Meteorological technician Bob TenEyck with the Nome office of NWS said that between Sunday morning at 1:02 a.m. and 1:34 p.m. the station measured 1.74 inches of rain. The rest of the day saw rain drizzling, not coming down in sheets as it did at night and in the morning. The rain almost broke a record set on August 9, 1956 for the wettest day ever recorded in Nome with precipitation at 2.36 inches.
TenEyck said the rain was associated with the front and the center of a system coming from Siberia, hence, a northwesterly direction. He said the rain front was visible on radar as well as satellite imagery. In anticipation of the storm the weather service issued a flood and high surf advisory. The winds gusted up to 32 mph, but the direction of the ocean swell did not take out any roads on the southern shore nor did it cause storm surges. However, river water levels rose and hampered some of the fish counting efforts underway. Alaska Fish and Game fish counters had to pull pickets on the Solomon River weir, but as of Monday afternoon fish counting has resumed.
Meteorological technician TenEyck reported that the Snake River gauge rose one foot between Saturday and Monday, but no damages were reported.
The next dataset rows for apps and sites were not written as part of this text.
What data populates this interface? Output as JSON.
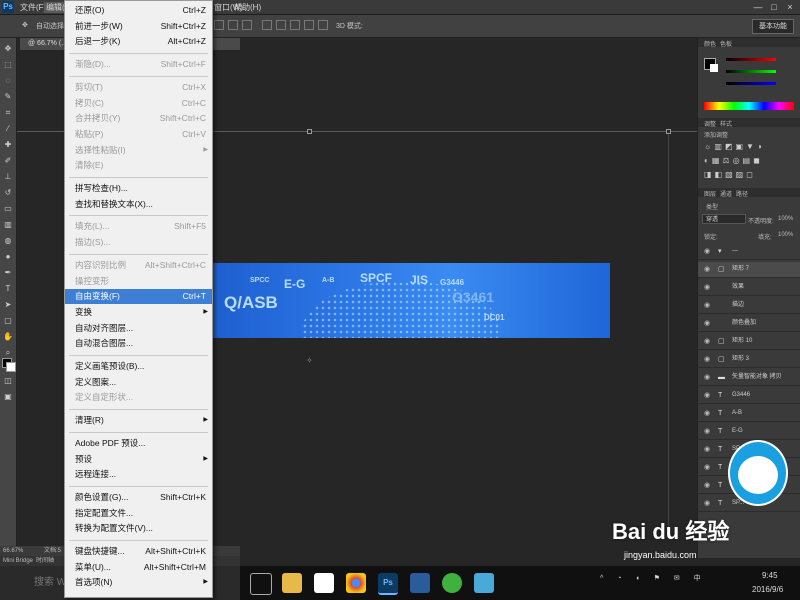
{
  "app": {
    "logo": "Ps"
  },
  "menubar": {
    "items": [
      "文件(F)",
      "编辑(E)",
      "图像(I)",
      "图层(L)",
      "文字(Y)",
      "选择(S)",
      "滤镜(T)",
      "3D(D)",
      "视图(V)",
      "窗口(W)",
      "帮助(H)"
    ],
    "window_controls": [
      "—",
      "□",
      "×"
    ]
  },
  "options_bar": {
    "auto_select": "自动选择",
    "workspace": "基本功能"
  },
  "document_tab": {
    "label": "@ 66.7% (...)"
  },
  "edit_menu": {
    "items": [
      {
        "label": "还原(O)",
        "shortcut": "Ctrl+Z",
        "disabled": false
      },
      {
        "label": "前进一步(W)",
        "shortcut": "Shift+Ctrl+Z",
        "disabled": false
      },
      {
        "label": "后退一步(K)",
        "shortcut": "Alt+Ctrl+Z",
        "disabled": false
      },
      {
        "sep": true
      },
      {
        "label": "渐隐(D)...",
        "shortcut": "Shift+Ctrl+F",
        "disabled": true
      },
      {
        "sep": true
      },
      {
        "label": "剪切(T)",
        "shortcut": "Ctrl+X",
        "disabled": true
      },
      {
        "label": "拷贝(C)",
        "shortcut": "Ctrl+C",
        "disabled": true
      },
      {
        "label": "合并拷贝(Y)",
        "shortcut": "Shift+Ctrl+C",
        "disabled": true
      },
      {
        "label": "粘贴(P)",
        "shortcut": "Ctrl+V",
        "disabled": true
      },
      {
        "label": "选择性粘贴(I)",
        "shortcut": "",
        "disabled": true,
        "submenu": true
      },
      {
        "label": "清除(E)",
        "shortcut": "",
        "disabled": true
      },
      {
        "sep": true
      },
      {
        "label": "拼写检查(H)...",
        "shortcut": "",
        "disabled": false
      },
      {
        "label": "查找和替换文本(X)...",
        "shortcut": "",
        "disabled": false
      },
      {
        "sep": true
      },
      {
        "label": "填充(L)...",
        "shortcut": "Shift+F5",
        "disabled": true
      },
      {
        "label": "描边(S)...",
        "shortcut": "",
        "disabled": true
      },
      {
        "sep": true
      },
      {
        "label": "内容识别比例",
        "shortcut": "Alt+Shift+Ctrl+C",
        "disabled": true
      },
      {
        "label": "操控变形",
        "shortcut": "",
        "disabled": true
      },
      {
        "label": "自由变换(F)",
        "shortcut": "Ctrl+T",
        "disabled": false,
        "active": true
      },
      {
        "label": "变换",
        "shortcut": "",
        "disabled": false,
        "submenu": true
      },
      {
        "label": "自动对齐图层...",
        "shortcut": "",
        "disabled": false
      },
      {
        "label": "自动混合图层...",
        "shortcut": "",
        "disabled": false
      },
      {
        "sep": true
      },
      {
        "label": "定义画笔预设(B)...",
        "shortcut": "",
        "disabled": false
      },
      {
        "label": "定义图案...",
        "shortcut": "",
        "disabled": false
      },
      {
        "label": "定义自定形状...",
        "shortcut": "",
        "disabled": true
      },
      {
        "sep": true
      },
      {
        "label": "清理(R)",
        "shortcut": "",
        "disabled": false,
        "submenu": true
      },
      {
        "sep": true
      },
      {
        "label": "Adobe PDF 预设...",
        "shortcut": "",
        "disabled": false
      },
      {
        "label": "预设",
        "shortcut": "",
        "disabled": false,
        "submenu": true
      },
      {
        "label": "远程连接...",
        "shortcut": "",
        "disabled": false
      },
      {
        "sep": true
      },
      {
        "label": "颜色设置(G)...",
        "shortcut": "Shift+Ctrl+K",
        "disabled": false
      },
      {
        "label": "指定配置文件...",
        "shortcut": "",
        "disabled": false
      },
      {
        "label": "转换为配置文件(V)...",
        "shortcut": "",
        "disabled": false
      },
      {
        "sep": true
      },
      {
        "label": "键盘快捷键...",
        "shortcut": "Alt+Shift+Ctrl+K",
        "disabled": false
      },
      {
        "label": "菜单(U)...",
        "shortcut": "Alt+Shift+Ctrl+M",
        "disabled": false
      },
      {
        "label": "首选项(N)",
        "shortcut": "",
        "disabled": false,
        "submenu": true
      }
    ]
  },
  "banner": {
    "texts": [
      "SPCC",
      "E-G",
      "A-B",
      "SPCF",
      "JIS",
      "G3446",
      "Q/ASB",
      "G3461",
      "DC01"
    ]
  },
  "panels": {
    "color_tabs": [
      "颜色",
      "色板"
    ],
    "adjust_tabs": [
      "调整",
      "样式"
    ],
    "adjust_title": "添加调整",
    "layers_tabs": [
      "图层",
      "通道",
      "路径"
    ],
    "kind_label": "类型",
    "blend_mode": "穿透",
    "opacity_label": "不透明度:",
    "opacity_value": "100%",
    "lock_label": "锁定:",
    "fill_label": "填充:",
    "fill_value": "100%",
    "layers": [
      {
        "kind": "▾",
        "name": "—"
      },
      {
        "kind": "▢",
        "name": "矩形 7"
      },
      {
        "kind": "",
        "name": "效果"
      },
      {
        "kind": "",
        "name": "描边"
      },
      {
        "kind": "",
        "name": "颜色叠加"
      },
      {
        "kind": "▢",
        "name": "矩形 10"
      },
      {
        "kind": "▢",
        "name": "矩形 3"
      },
      {
        "kind": "▬",
        "name": "矢量智能对象 拷贝"
      },
      {
        "kind": "T",
        "name": "G3446"
      },
      {
        "kind": "T",
        "name": "A-B"
      },
      {
        "kind": "T",
        "name": "E-G"
      },
      {
        "kind": "T",
        "name": "SPCF"
      },
      {
        "kind": "T",
        "name": "DC01"
      },
      {
        "kind": "T",
        "name": "JIS"
      },
      {
        "kind": "T",
        "name": "SP..."
      }
    ]
  },
  "status": {
    "zoom": "66.67%",
    "doc": "文档:5",
    "bridge": "Mini Bridge",
    "timeline": "时间轴"
  },
  "taskbar": {
    "search": "搜索 W",
    "time": "9:45",
    "date": "2016/9/6"
  },
  "watermark": {
    "brand": "Bai du 经验",
    "url": "jingyan.baidu.com"
  },
  "colors": {
    "menu_highlight": "#3c7fd5",
    "banner_blue": "#2e7ae8"
  }
}
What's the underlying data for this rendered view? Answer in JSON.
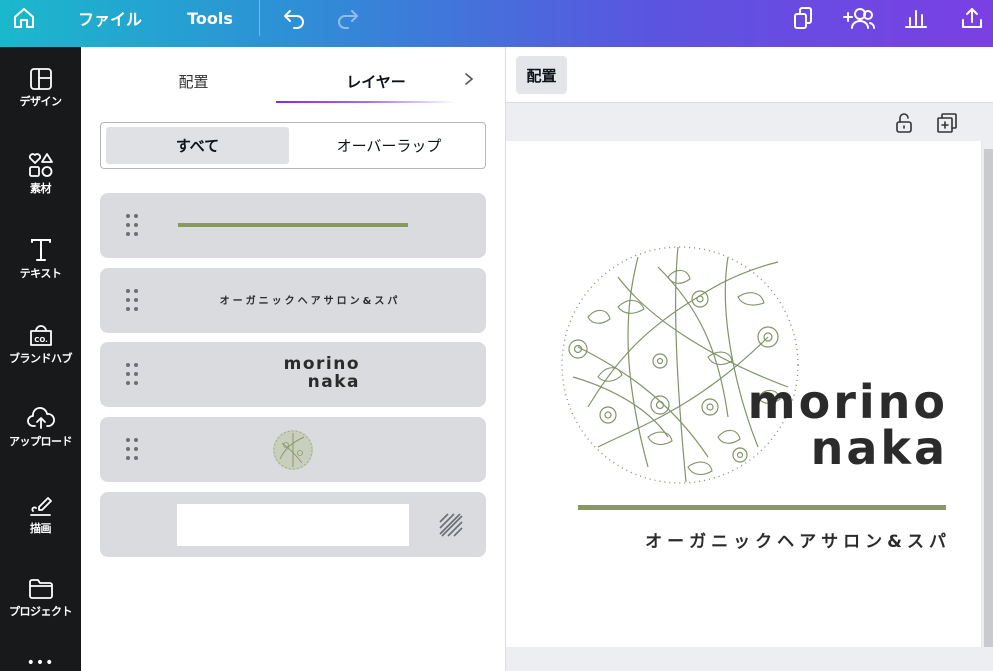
{
  "topbar": {
    "file_label": "ファイル",
    "tools_label": "Tools"
  },
  "rail": {
    "items": [
      {
        "label": "デザイン",
        "icon": "layout-icon"
      },
      {
        "label": "素材",
        "icon": "elements-icon"
      },
      {
        "label": "テキスト",
        "icon": "text-icon"
      },
      {
        "label": "ブランドハブ",
        "icon": "brand-hub-icon"
      },
      {
        "label": "アップロード",
        "icon": "upload-cloud-icon"
      },
      {
        "label": "描画",
        "icon": "draw-icon"
      },
      {
        "label": "プロジェクト",
        "icon": "folder-icon"
      }
    ],
    "more": "•••"
  },
  "panel": {
    "tabs": [
      {
        "label": "配置"
      },
      {
        "label": "レイヤー"
      }
    ],
    "active_tab": 1,
    "filter": {
      "all": "すべて",
      "overlap": "オーバーラップ"
    },
    "layers": [
      {
        "type": "line",
        "color": "#8a9a5b"
      },
      {
        "type": "text",
        "text": "オーガニックヘアサロン&スパ"
      },
      {
        "type": "text",
        "line1": "morino",
        "line2": "naka"
      },
      {
        "type": "image",
        "icon": "floral-circle-thumbnail"
      },
      {
        "type": "background",
        "icon": "transparency-icon"
      }
    ]
  },
  "canvas": {
    "position_button": "配置",
    "logo": {
      "line1": "morino",
      "line2": "naka",
      "subtitle": "オーガニックヘアサロン&スパ",
      "accent_color": "#8a9a5b",
      "illustration_color": "#7f9468"
    }
  },
  "colors": {
    "topbar_gradient_start": "#1bb8cc",
    "topbar_gradient_end": "#7b3fe4",
    "rail_bg": "#18191b",
    "active_tab_underline": "#7d2ae8"
  }
}
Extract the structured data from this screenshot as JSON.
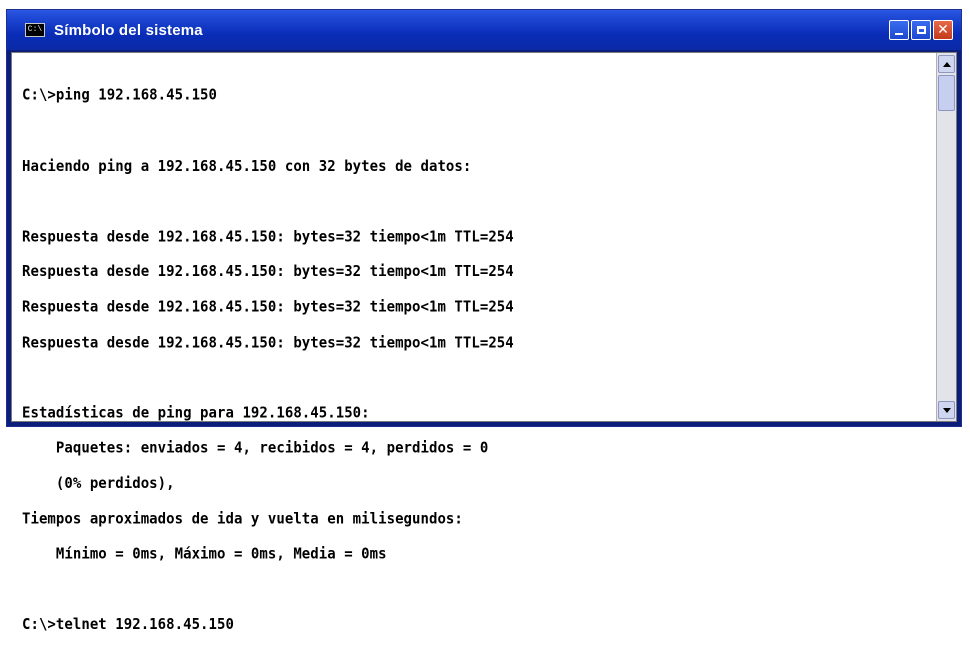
{
  "window": {
    "title": "Símbolo del sistema",
    "icon": "command-prompt-icon",
    "icon_glyph": "C:\\",
    "controls": {
      "minimize_icon": "minimize-icon",
      "maximize_icon": "maximize-icon",
      "close_icon": "close-icon",
      "close_glyph": "✕"
    },
    "colors": {
      "titlebar": "#0a2db8",
      "close_button": "#c23a1c",
      "console_background": "#ffffff",
      "console_text": "#000000"
    }
  },
  "console": {
    "lines": [
      "C:\\>ping 192.168.45.150",
      "",
      "Haciendo ping a 192.168.45.150 con 32 bytes de datos:",
      "",
      "Respuesta desde 192.168.45.150: bytes=32 tiempo<1m TTL=254",
      "Respuesta desde 192.168.45.150: bytes=32 tiempo<1m TTL=254",
      "Respuesta desde 192.168.45.150: bytes=32 tiempo<1m TTL=254",
      "Respuesta desde 192.168.45.150: bytes=32 tiempo<1m TTL=254",
      "",
      "Estadísticas de ping para 192.168.45.150:",
      "    Paquetes: enviados = 4, recibidos = 4, perdidos = 0",
      "    (0% perdidos),",
      "Tiempos aproximados de ida y vuelta en milisegundos:",
      "    Mínimo = 0ms, Máximo = 0ms, Media = 0ms",
      "",
      "C:\\>telnet 192.168.45.150"
    ]
  },
  "scrollbar": {
    "up_icon": "scroll-up-arrow-icon",
    "down_icon": "scroll-down-arrow-icon",
    "position": 0
  }
}
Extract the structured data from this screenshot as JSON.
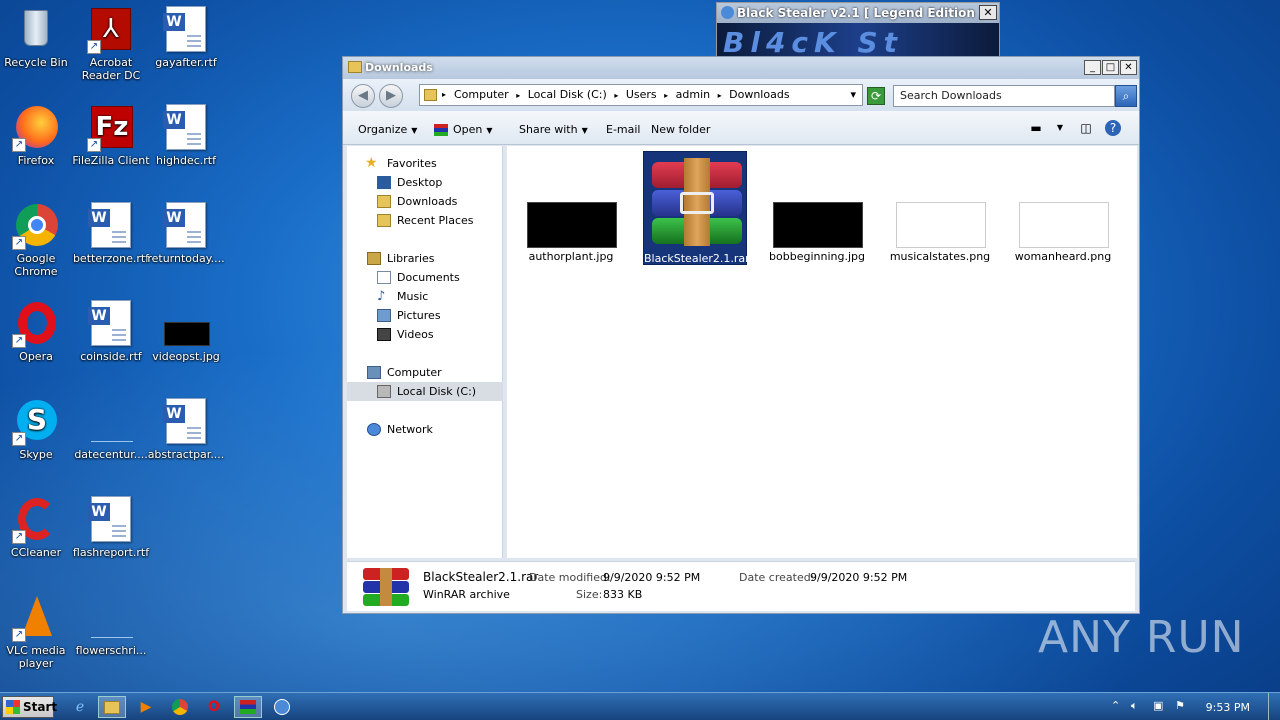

Stosh Labinski with the Alaska Dept. of Transportation in Nome said although the road crew will be busy grading the roads and fixing pot holes created by the rain, the storm did not cause damage to the Nome-Council Highway, which typically in the fall time is the road that receives damage from high surf and storm surges.